To top that off they contain many nutrients valuable to our health. But this is also where it gets a little sticky and the research shows varying results. Chia seeds are high in plant omega-3, ALA, which, according to most evidence, we are not great at converting into the long chain omega-3’s that our bodies truly need, EPA and DHA. But then again research waivers here. Still they contain far more omega-3’s than omega-6’s helping to stabilize our ratio.
With an antioxidant potency three-times that of blueberries, chia is packed full of of manganese, phosphorus, calcium and protein to name a few. They also have enormous amounts of fiber which is a perk and a draw-back. A perk in that we need good amounts of fiber in our diet to help feed good bacteria as well as keep your digestive system in check. However, in people who already have a weak digestive system or are trying to heal inflammation in their digestive track you may find them to cause bloating.
However, unlike flax seed, chia seeds don’t have to be ground and they don’t go rancid the way flax does. You can use them whole or in the milled form depending upon the use. Some believe chia will soon replace flax due to this very concept. With all of this said, “easy” could be precisely what makes chia such a hit in health food circles as it can be made into pudding, or used as an egg substitute. They are quite the diversified little seed. You could sprinkle some on your yogurt, smoothie or in tea. The options are endless hence why you see so many chia seed products popping up on the market.

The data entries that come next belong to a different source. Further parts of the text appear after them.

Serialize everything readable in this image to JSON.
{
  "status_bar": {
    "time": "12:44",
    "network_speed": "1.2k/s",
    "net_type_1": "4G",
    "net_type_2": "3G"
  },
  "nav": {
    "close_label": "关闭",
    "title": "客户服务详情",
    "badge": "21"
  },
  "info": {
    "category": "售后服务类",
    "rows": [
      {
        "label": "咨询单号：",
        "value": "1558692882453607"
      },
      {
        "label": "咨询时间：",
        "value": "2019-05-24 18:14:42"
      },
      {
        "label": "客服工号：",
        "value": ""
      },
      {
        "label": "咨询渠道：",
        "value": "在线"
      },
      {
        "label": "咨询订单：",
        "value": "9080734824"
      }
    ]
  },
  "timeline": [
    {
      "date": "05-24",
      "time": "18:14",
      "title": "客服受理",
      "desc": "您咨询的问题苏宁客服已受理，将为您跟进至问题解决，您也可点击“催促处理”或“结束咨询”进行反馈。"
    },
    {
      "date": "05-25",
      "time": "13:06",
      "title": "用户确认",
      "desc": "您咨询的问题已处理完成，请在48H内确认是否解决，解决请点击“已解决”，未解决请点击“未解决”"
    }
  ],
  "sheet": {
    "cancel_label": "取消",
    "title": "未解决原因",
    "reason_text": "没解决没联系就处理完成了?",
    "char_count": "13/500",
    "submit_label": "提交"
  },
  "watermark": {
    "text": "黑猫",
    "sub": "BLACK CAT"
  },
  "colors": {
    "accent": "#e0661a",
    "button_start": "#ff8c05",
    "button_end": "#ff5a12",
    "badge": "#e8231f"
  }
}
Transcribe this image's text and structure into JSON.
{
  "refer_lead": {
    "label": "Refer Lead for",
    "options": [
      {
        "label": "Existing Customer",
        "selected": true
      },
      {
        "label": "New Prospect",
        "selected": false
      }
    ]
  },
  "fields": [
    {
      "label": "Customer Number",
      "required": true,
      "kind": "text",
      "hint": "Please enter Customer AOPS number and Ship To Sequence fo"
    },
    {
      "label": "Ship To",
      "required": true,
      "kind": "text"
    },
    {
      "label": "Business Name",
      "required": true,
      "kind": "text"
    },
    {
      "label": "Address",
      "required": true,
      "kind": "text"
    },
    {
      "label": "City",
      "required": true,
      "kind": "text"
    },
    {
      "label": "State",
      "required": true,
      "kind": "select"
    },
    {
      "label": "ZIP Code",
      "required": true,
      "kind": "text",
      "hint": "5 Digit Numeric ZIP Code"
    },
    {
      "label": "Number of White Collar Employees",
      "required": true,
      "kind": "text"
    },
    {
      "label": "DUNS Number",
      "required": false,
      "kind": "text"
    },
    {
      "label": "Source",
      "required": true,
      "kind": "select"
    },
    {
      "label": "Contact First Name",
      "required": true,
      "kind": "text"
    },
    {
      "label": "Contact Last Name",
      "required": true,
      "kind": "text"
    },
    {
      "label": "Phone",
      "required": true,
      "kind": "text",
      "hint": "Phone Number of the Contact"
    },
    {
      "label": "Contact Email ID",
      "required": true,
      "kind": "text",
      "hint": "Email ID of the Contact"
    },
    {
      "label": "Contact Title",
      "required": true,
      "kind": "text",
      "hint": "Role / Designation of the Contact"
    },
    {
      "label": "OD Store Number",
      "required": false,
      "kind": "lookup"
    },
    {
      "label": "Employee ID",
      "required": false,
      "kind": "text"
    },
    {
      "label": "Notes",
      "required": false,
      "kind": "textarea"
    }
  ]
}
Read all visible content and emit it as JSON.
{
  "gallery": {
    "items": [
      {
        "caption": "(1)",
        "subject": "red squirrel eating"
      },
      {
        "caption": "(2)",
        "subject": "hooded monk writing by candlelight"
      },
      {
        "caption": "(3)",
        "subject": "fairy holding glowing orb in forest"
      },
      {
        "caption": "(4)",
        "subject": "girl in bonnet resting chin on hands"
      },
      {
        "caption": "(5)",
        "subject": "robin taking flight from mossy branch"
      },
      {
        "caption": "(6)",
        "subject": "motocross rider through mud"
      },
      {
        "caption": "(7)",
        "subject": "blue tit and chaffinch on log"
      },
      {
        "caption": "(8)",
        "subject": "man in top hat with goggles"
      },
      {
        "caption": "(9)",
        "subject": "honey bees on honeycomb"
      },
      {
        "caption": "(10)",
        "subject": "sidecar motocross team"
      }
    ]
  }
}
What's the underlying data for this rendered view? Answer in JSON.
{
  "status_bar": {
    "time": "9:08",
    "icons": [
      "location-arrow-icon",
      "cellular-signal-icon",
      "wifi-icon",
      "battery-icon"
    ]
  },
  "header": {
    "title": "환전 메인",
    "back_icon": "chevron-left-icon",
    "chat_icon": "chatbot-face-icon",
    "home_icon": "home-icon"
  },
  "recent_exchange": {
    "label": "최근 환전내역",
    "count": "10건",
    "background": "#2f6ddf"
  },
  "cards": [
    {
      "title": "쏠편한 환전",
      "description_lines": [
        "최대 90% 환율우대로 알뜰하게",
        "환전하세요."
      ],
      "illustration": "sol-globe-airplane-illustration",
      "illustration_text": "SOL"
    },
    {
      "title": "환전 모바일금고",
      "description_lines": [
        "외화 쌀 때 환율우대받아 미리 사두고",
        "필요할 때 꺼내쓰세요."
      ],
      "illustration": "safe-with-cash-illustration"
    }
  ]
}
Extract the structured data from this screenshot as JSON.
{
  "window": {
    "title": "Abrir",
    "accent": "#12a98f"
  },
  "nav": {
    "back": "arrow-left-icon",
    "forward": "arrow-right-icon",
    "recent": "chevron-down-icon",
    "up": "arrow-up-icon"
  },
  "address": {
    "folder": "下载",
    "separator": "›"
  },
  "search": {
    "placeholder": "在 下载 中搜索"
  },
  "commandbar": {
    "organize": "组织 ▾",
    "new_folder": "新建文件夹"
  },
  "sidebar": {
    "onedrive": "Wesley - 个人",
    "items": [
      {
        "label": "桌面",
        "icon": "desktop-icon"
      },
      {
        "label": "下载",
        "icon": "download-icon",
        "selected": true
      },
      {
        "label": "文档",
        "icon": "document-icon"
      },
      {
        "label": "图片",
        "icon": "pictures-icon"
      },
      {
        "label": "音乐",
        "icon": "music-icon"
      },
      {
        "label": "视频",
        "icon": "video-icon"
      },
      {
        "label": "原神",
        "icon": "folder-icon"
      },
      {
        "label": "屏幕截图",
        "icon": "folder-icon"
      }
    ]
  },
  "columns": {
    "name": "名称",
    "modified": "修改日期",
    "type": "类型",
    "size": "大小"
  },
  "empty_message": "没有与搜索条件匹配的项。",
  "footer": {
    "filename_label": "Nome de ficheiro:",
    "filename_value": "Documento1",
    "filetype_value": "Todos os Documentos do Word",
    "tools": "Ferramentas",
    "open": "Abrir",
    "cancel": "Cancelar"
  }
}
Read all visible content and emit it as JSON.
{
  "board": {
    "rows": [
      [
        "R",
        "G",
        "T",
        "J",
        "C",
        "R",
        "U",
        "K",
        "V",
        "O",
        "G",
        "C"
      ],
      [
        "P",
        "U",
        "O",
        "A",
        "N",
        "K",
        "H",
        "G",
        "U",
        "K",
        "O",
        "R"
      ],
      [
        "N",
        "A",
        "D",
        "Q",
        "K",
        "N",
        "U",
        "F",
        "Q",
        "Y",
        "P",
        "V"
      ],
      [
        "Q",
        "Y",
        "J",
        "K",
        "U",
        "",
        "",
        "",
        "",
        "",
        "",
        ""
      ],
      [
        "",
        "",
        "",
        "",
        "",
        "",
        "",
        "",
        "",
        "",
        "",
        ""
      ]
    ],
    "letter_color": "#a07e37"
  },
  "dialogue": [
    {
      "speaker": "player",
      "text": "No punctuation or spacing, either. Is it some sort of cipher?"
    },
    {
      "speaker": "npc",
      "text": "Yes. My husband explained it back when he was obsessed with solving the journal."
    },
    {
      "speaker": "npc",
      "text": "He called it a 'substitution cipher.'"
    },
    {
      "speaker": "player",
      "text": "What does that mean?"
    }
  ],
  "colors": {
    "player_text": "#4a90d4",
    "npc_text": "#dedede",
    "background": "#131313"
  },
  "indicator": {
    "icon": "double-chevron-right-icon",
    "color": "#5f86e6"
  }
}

Now for my “opinion”. All in all chia seeds contain some great nutrients and can be valuable to your health. It would be a great addition to your diet however, I wouldn’t classify them as a miracle food or super food. In fact, as much as our nation seems to be searching for that one ‘super’ food to cure all, I don’t think it will ever happen. There is a reason we should be eating a variety of foods, to gain a variety of nutrients. Don’t be blind to the foods we have eaten for years that contain valuable nutrients and have been sold in our grocery stores since the beginning of them. Unfortunately, they aren’t quite as fancy or as easy to consume as the tasteless chia seed, ahem vegetables and grass-fed liver.
The bottom line is yes, they contain good amounts of nutrients and should be eaten in moderation (not excess) but don’t expect any miracles coming from the seeds. I do enjoy eating them for the texture that the gooey seeds become and how well they create texture and maintain moisture in a baked good. Just make sure you are buying a good brand that stocks a good variety. This is important in the nutrient content. If you are interested in buying these you can buy them in my store as whole chia seeds or ground chia seeds.
Happy ch-ch-ch-chia eating!